Syndicate content

October 2010

Credit Where Credit is Due: Partial Credit Guarantee Schemes in the Middle East and North Africa

Roberto Rocha's picture

Editor's Note: The following post was submitted jointly by Youssef Hassani, Economist, MENA, Zsofia Arvai, Senior Financial Economist, MENA, and Roberto Rocha, Senior Adviser, MENA.

Many countries in the Middle East and North Africa (MENA) region have established partial credit guarantee schemes (PCGs) to facilitate SME access to finance. These guarantee schemes can potentially play an important role, especially in a period where MENA governments are still making efforts to reduce risks for lenders by improving the effectiveness of credit registries and bureaus and strengthening creditor rights. However, the contribution of credit guarantee schemes to SME finance depends largely on their design. 

Well designed schemes may be able to achieve significant outreach and additionality, i.e. benefit a significant number of SMEs that have substantial growth potential but are effectively credit constrained due to lack of credit information and collateral. In some countries PCGs have also played an important capacity-building role. By contrast, poorly designed guarantees schemes may have a limited development impact by providing guarantees to firms that are not credit constrained. PCGs may also accumulate losses by providing overly generous and underpriced guarantees, and ultimately become a burden to public finances.

The Chrysler Effect: The Impact of the Chrysler Bailout on Borrowing Costs

Deniz Anginer's picture

Did the bailout of Chrysler by the U.S. government overturn bankruptcy law in the United States?

Almost two years ago, the outgoing Bush and incoming Obama administrations announced a series of steps to assist Chrysler, the struggling automaker, in an extraordinary intervention into private industry. The federal government intervened in Chrysler’s reorganization in a manner that, according to many analysts, subordinated the senior secured claims of Chrysler’s lenders to the unsecured claims of the auto union UAW. As one participant interpreted the intervention, the assets of retired Indiana policemen (which were invested in Chrysler’s secured debt) were given to retired Michigan autoworkers.

Critics claim that the bailout turned bankruptcy law upside down, and predicted that businesses would suffer an increase in their cost of debt as a result of the risk that organized labor might leap-frog them in bankruptcy. A long-standing principal of bankruptcy law requires that a debtor’s secured creditors be repaid, in full, before its unsecured creditors receive anything.

The Returns to Better Management

David McKenzie's picture

How much does management matter for economic performance? Despite a large industry of business schools, consulting firms, and airport books purporting to teach you the secrets of good management over the course of your next flight, the answer until very recently has been “we don’t know”. In a recent review, Chad Syverson goes as far as to say “no potential driving factor of productivity has seen a higher ratio of speculation to empirical study”.

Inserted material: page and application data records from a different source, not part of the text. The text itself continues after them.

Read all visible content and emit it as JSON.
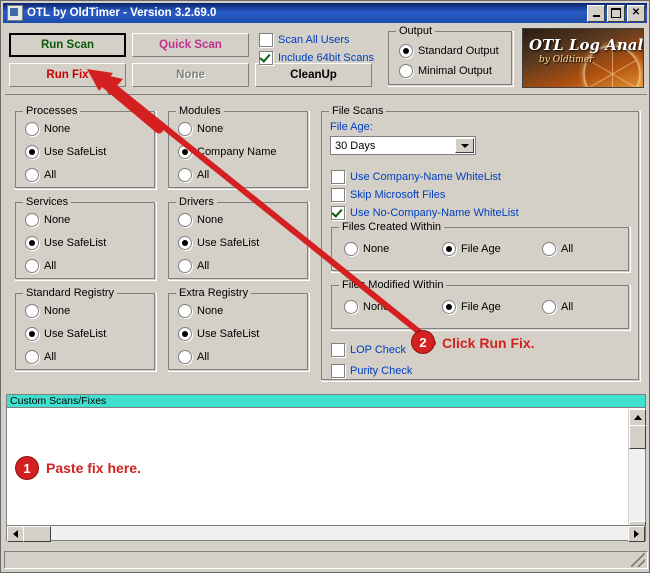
{
  "window": {
    "title": "OTL by OldTimer - Version 3.2.69.0",
    "icon": "app-icon",
    "buttons": {
      "minimize": "minimize-icon",
      "maximize": "maximize-icon",
      "close": "close-icon"
    }
  },
  "toolbar": {
    "run_scan": "Run Scan",
    "quick_scan": "Quick Scan",
    "run_fix": "Run Fix",
    "none_button": "None",
    "cleanup": "CleanUp",
    "scan_all_users": "Scan All Users",
    "include_64bit": "Include 64bit Scans"
  },
  "output": {
    "title": "Output",
    "standard": "Standard Output",
    "minimal": "Minimal Output",
    "selected": "Standard Output"
  },
  "logo": {
    "line1": "OTL Log Analysis",
    "line2": "by Oldtimer"
  },
  "groups": {
    "processes": {
      "title": "Processes",
      "options": [
        "None",
        "Use SafeList",
        "All"
      ],
      "selected": "Use SafeList"
    },
    "modules": {
      "title": "Modules",
      "options": [
        "None",
        "Company Name",
        "All"
      ],
      "selected": "Company Name"
    },
    "services": {
      "title": "Services",
      "options": [
        "None",
        "Use SafeList",
        "All"
      ],
      "selected": "Use SafeList"
    },
    "drivers": {
      "title": "Drivers",
      "options": [
        "None",
        "Use SafeList",
        "All"
      ],
      "selected": "Use SafeList"
    },
    "standard_registry": {
      "title": "Standard Registry",
      "options": [
        "None",
        "Use SafeList",
        "All"
      ],
      "selected": "Use SafeList"
    },
    "extra_registry": {
      "title": "Extra Registry",
      "options": [
        "None",
        "Use SafeList",
        "All"
      ],
      "selected": "Use SafeList"
    }
  },
  "file_scans": {
    "title": "File Scans",
    "file_age_label": "File Age:",
    "file_age_value": "30 Days",
    "checks": [
      {
        "label": "Use Company-Name WhiteList",
        "checked": false
      },
      {
        "label": "Skip Microsoft Files",
        "checked": false
      },
      {
        "label": "Use No-Company-Name WhiteList",
        "checked": true
      }
    ],
    "created_within": {
      "title": "Files Created Within",
      "options": [
        "None",
        "File Age",
        "All"
      ],
      "selected": "File Age"
    },
    "modified_within": {
      "title": "Files Modified Within",
      "options": [
        "None",
        "File Age",
        "All"
      ],
      "selected": "File Age"
    },
    "lop_check": "LOP Check",
    "purity_check": "Purity Check",
    "lop_checked": false,
    "purity_checked": false
  },
  "custom_scans": {
    "header": "Custom Scans/Fixes",
    "content": ""
  },
  "annotations": {
    "step1": {
      "number": "1",
      "text": "Paste fix here."
    },
    "step2": {
      "number": "2",
      "text": "Click Run Fix."
    },
    "arrow_color": "#d42020"
  }
}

Together with colleagues from Stanford and Berkeley, I have been working for the last couple of years to try and understand how much management matters by means of a randomized experiment among textile factories in India. In common with most firms in developing countries, the firms (with 300 workers on average) we were working with did not collect and analyze data systematically in their factories, had few systems for regular maintenance and quality control, had weak human resource systems for promoting and rewarding good performers, and had little control over inventory levels.  The result was a high level of quality defects, large stockpiles of unorganized inventories, and frequent breakdowns of machines. 20 percent of the labor force was occupied solely in checking and repairing defective fabric (see picture).

The Impact of the Crisis on New Firm Registration

Leora Klapper's picture

With millions around the globe feeling the impact of the financial crisis and slower economic growth and job losses, it is important to understand regulatory and policy constraints on entrepreneurs wanting to start a formal business. Entrepreneurial activity is the basis of sustainable economic growth, and the first step for entrepreneurs joining or transitioning to the formal sector is the registration of their business at the registrar of companies. For evidence of the economic power of entrepreneurship we need look no further than the United States, where young firms have been shown to be an important source of net job creation, relative to incumbent firms (Haltiwanger, et al.).

To measure entrepreneurial activity, we’ve constructed with support from the Kauffman Foundation the World Bank Group Entrepreneurship Snapshots (WBGES) – a cross-country, time-series dataset on new firm registration in 112 countries. The main variable of interest is “Entry Density”, defined as the number of newly registered limited liability firms as a percentage of the working age population (in thousands). We employ annual figures from 2004 to 2009 collected directly from Registrars of Companies and other government statistical offices worldwide. Like the Doing Business report, the units of measurement are private, formal sector companies with limited liability.